Stored data entries
──────────

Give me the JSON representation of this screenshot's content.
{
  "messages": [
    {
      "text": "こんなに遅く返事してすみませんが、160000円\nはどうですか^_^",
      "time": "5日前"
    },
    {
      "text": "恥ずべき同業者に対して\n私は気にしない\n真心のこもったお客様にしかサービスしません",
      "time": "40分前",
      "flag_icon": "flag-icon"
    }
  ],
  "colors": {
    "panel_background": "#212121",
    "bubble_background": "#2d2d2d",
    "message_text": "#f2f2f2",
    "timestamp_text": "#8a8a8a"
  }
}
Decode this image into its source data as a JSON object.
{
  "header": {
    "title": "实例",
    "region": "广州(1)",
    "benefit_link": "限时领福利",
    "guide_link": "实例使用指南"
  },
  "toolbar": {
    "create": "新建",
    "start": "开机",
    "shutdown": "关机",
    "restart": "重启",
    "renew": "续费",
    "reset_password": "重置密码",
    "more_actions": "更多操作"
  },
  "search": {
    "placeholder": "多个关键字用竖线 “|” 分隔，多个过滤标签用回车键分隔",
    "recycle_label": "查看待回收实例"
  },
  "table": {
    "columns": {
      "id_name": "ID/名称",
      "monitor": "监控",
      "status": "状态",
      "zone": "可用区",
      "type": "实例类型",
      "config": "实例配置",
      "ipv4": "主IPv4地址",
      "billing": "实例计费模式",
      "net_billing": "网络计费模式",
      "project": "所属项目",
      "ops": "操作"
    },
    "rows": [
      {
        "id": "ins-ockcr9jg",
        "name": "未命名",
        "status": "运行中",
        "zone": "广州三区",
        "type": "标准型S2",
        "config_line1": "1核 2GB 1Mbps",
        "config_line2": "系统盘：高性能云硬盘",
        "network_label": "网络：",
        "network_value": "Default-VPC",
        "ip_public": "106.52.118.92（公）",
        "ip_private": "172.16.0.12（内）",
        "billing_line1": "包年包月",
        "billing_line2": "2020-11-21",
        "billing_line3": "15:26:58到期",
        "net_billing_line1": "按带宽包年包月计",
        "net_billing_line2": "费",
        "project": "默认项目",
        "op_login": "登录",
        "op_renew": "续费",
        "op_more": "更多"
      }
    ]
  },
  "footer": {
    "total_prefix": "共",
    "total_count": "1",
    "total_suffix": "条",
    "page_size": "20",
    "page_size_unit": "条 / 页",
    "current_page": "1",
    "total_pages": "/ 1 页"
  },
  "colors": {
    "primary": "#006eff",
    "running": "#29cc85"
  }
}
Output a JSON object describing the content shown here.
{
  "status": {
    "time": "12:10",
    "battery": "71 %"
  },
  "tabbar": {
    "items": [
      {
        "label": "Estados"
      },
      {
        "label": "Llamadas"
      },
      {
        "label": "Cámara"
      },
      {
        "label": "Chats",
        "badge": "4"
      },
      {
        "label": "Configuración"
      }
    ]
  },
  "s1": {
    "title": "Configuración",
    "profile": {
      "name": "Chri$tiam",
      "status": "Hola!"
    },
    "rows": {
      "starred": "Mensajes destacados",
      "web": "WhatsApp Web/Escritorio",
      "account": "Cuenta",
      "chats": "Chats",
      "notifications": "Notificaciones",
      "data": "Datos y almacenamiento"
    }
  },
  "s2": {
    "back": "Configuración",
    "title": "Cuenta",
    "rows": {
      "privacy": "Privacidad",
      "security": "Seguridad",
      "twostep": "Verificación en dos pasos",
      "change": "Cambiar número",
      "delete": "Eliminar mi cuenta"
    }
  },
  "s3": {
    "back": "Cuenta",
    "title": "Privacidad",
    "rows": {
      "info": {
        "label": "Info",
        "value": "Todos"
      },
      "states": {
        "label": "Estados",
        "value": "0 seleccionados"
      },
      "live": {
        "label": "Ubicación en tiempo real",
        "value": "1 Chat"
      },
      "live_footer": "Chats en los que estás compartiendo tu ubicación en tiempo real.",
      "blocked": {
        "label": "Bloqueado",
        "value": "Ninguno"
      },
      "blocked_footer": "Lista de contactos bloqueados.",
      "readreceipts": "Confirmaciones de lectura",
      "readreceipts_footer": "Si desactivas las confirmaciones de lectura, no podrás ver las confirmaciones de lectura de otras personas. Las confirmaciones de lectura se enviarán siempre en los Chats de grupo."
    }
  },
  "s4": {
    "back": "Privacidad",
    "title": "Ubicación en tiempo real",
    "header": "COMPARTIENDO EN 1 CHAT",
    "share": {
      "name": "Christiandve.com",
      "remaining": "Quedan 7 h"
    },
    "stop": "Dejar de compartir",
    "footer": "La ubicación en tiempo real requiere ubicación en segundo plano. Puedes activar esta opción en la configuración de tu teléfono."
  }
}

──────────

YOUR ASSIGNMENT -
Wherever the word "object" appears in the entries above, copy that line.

ANSWER BOX -
Decode this image into its source data as a JSON object.
Output a JSON object describing the content shown here.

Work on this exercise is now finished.